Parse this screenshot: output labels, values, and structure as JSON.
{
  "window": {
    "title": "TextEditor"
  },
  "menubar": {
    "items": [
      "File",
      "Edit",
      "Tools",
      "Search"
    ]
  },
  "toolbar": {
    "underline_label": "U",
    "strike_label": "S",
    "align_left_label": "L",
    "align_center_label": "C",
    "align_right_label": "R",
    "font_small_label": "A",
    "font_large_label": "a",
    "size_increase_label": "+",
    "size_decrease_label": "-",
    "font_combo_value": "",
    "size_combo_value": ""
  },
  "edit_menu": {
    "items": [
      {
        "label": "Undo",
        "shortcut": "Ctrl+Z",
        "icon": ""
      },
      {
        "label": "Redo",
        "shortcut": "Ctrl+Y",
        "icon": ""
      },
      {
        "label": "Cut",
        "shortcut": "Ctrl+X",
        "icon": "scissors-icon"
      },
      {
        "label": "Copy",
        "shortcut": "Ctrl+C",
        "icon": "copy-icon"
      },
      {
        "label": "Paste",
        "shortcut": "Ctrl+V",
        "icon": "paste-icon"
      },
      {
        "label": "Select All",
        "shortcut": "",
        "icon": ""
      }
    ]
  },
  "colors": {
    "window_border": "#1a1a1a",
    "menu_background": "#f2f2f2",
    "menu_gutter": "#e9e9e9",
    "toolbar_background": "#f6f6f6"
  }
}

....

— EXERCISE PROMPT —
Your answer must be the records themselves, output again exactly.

— SOLUTION TO THE PROBLEM —
Parse this screenshot: output labels, values, and structure as JSON.
{
  "window": {
    "title": "TextEditor"
  },
  "menubar": {
    "items": [
      "File",
      "Edit",
      "Tools",
      "Search"
    ]
  },
  "toolbar": {
    "underline_label": "U",
    "strike_label": "S",
    "align_left_label": "L",
    "align_center_label": "C",
    "align_right_label": "R",
    "font_small_label": "A",
    "font_large_label": "a",
    "size_increase_label": "+",
    "size_decrease_label": "-",
    "font_combo_value": "",
    "size_combo_value": ""
  },
  "edit_menu": {
    "items": [
      {
        "label": "Undo",
        "shortcut": "Ctrl+Z",
        "icon": ""
      },
      {
        "label": "Redo",
        "shortcut": "Ctrl+Y",
        "icon": ""
      },
      {
        "label": "Cut",
        "shortcut": "Ctrl+X",
        "icon": "scissors-icon"
      },
      {
        "label": "Copy",
        "shortcut": "Ctrl+C",
        "icon": "copy-icon"
      },
      {
        "label": "Paste",
        "shortcut": "Ctrl+V",
        "icon": "paste-icon"
      },
      {
        "label": "Select All",
        "shortcut": "",
        "icon": ""
      }
    ]
  },
  "colors": {
    "window_border": "#1a1a1a",
    "menu_background": "#f2f2f2",
    "menu_gutter": "#e9e9e9",
    "toolbar_background": "#f6f6f6"
  }
}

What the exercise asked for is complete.